Must Do Better



It's a new term and Kat is ready to make the Feminist Society an epic success. But with an oblivious head teacher, toxic Instagram accounts and a secretive new girl, nothing will be as straightforward as she hopes. Is Kat helping or hindering progress with her society? And how can she support her friends when her own life so often feels like it's falling apart?


This novel is so funny! There are so many laugh out loud moments it would be impossible to list them all, or even pick a favourite.


And when I wasn't shaking with laughter, I was shaking with rage. Must Do Better covers so many important topics as it explores the culture of toxic masculinity in school and the double standards boys and girls are often held to in their behaviour. Kat shows that individuals can make a difference and that it's worth standing up for what you believe in and speaking out when you see something wrong. It's also clear throughout that equality, and feminism, are for everyone.


One of the reasons this novel is so good is that Kat is really relatable. She has such a clear idea of how she wants her day to go, but everything always ends up in comic disaster. I think the way she questions and doubts herself will resonate with lots of readers.


There's also a host of well rounded side characters in Kat's brilliant friendship group. Sam and Millie both go through their own problems, from family breakdowns to boyfriend betrayals, and Kat's desire to support them, even with her own issues to worry about, shows the strength and importance of teen friendships. I think most teen readers will relate to someone in this book - even the antagonists have complex motivations and have been well developed.


I know I said I could pick a favourite comedy moment, but the scenes in Nick's car definitely gave me flashbacks to being a teenager (and made me really pleased cars will probably all be autonomous by the time my kids are old enough to drive!)
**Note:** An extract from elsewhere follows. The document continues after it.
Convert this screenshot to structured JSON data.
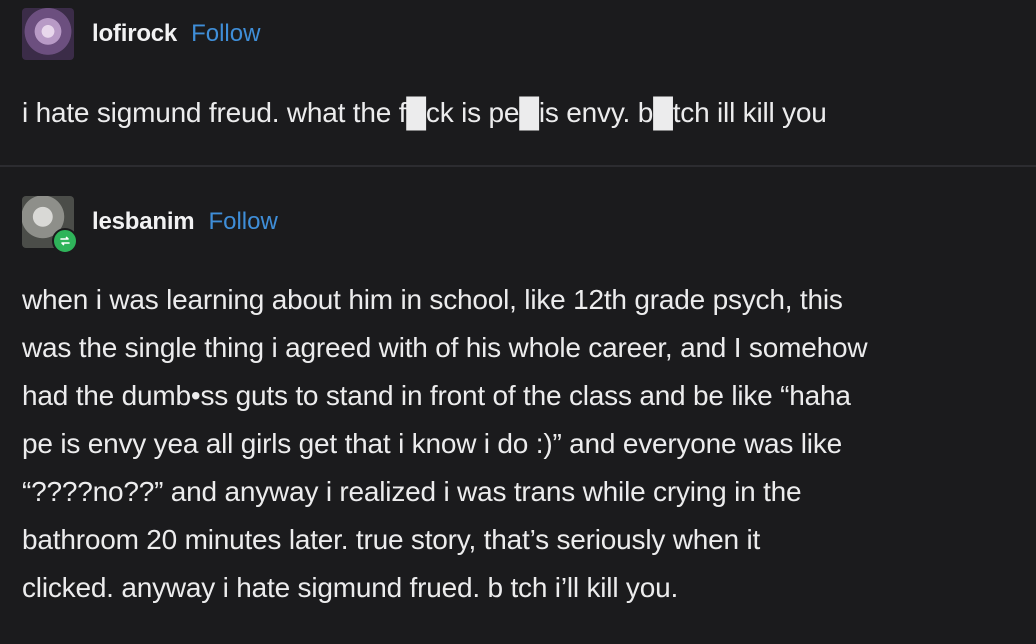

Must Do Better also offers an honest insight into anxiety, depression and OCD. Kat's therapy sessions show there are no 'easy fixes' but talking and seeking help do make a huge impact.
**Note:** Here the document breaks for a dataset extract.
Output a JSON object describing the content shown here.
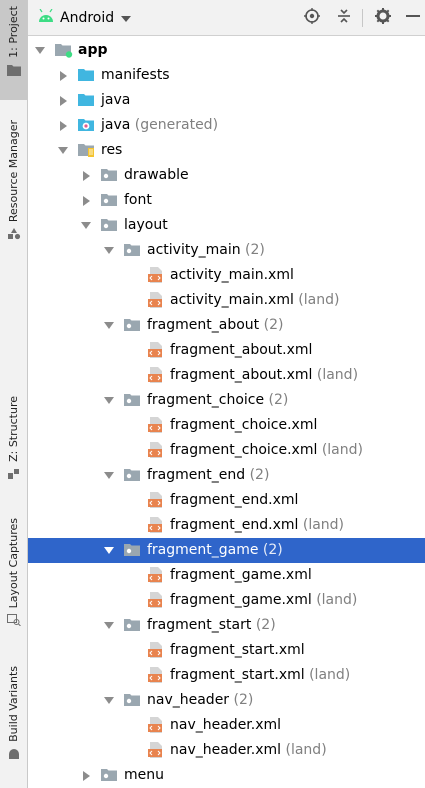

Thank you BKMRK for letting me review an advanced copy on NetGalley